  • Fingerprint/shoeprint analyses: Visitors may take their own fingerprints and learn how the investigative techniques are used. Prints from various types of shoe soles will be displayed, visitors can try and match shoes to the prints, and information such as what can be gleaned about a person’s gait will be presented.
  • The initial stage that begins a facial reconstruction will be displayed.
  • Canine units: Visitors will see some of the ways in which dogs’ powerful noses aid investigations.
  • Dental evidence
  • Ballistics

Actual skeletal remains, specifically approved for educational use, will be part of the exhibit.

In conjunction with the exhibit’s March 2 opening, Melissa Connor will give a talk on Thursday, March 1, “Human Rights Investigations and the Role of Forensic Archaeology,” beginning at 7:30 p.m. in the Biology Building Auditorium, room 127.

Jacobi, an assistant professor of anthropology in UA’s College of Arts and Sciences, said one drawback to the extensive television programming related to crime scene investigations is the sometimes unrealistic expectations they can generate among jurors.

“I think it hurts in that everyone expects DNA at a court case,” Jacobi said. “If you don’t have DNA, sometimes the case falls apart. You have sophisticated jurors who expect that something only can be solved through DNA involvement, and that makes them overlook other things which are very good evidence.”

On the flip side, the increased television exposure has led to more people at least briefly toying with the idea of a criminal investigations-related career. “I get phone calls from people wanting to go back to school – people who have been out a long time – because they want to do this,” said Jacobi.

Among the traits good crime scene investigators possess are patience, persistence and a strong desire to take various pieces of evidence and solve the unknown.

“You have to really want to figure out why something happened.
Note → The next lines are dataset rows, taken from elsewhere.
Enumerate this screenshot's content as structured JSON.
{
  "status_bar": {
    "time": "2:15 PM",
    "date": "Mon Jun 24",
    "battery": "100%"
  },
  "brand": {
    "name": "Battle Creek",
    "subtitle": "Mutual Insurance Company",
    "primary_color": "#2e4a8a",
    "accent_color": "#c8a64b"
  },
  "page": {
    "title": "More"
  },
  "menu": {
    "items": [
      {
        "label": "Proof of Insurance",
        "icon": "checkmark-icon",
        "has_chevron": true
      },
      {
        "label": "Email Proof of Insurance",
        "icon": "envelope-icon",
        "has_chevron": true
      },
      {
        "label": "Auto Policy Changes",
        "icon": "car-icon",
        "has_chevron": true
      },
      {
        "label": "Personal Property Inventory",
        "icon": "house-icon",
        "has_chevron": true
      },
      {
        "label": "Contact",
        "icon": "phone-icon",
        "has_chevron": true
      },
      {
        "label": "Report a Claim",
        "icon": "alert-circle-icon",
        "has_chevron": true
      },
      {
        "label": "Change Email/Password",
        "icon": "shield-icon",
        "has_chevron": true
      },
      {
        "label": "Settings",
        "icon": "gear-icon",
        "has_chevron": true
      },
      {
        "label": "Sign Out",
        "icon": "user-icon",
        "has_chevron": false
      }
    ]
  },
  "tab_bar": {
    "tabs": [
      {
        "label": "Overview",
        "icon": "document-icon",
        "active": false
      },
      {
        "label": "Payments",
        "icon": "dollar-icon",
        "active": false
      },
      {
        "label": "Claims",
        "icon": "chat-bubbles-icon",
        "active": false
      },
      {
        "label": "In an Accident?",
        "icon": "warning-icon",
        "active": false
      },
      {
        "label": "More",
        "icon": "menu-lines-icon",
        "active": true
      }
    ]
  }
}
You might not be able to do it yourself, but you can contribute with the other specialists to find the final picture,” said Jacobi.

Through skeletal analysis, Jacobi, an associate professor of anthropology at UA, says forensic anthropologists can offer clues as to the age, sex, ethnicity, stature, occupation, and health or cause of death of the person authorities are attempting to identify.

At the exhibit, computers will provide an interactive component that will allow visitors to use memory recall to attempt to recreate a suspect’s image using a software program called “Faces.” Visitors will have the opportunity to use the same computer program and go through a similar process that police investigators use to interview witnesses who are helping identify a suspect.

In a related event, on April 14, Mary Manhein, a forensic anthropologist at LSU who assists law enforcement in a variety of forensic issues, including using 3-D Clay Facial Reconstruction, will give a talk at UA.

Regular operating hours for the UA’s Alabama Museum of Natural History are Tuesday – Saturday, 10 a.m. – 4:30 p.m. Admission is $2 for adults and $1 for children and seniors. To find out more information about the University Museums visit their web page at www.museums.ua.edu.

Editor’s Note: Visitors are advised to consider the subject matter before touring exhibit, particularly if they are considering bringing children younger than middle school age.

The University of Alabama, the state’s oldest and largest public institution of higher education, is a student-centered research university that draws the best and brightest to an academic community committed to providing a premier undergraduate and graduate education. UA is dedicated to achieving excellence in scholarship, collaboration and intellectual engagement; providing public outreach and service to the state of Alabama and the nation; and nurturing a campus environment that fosters collegiality, respect and inclusivity.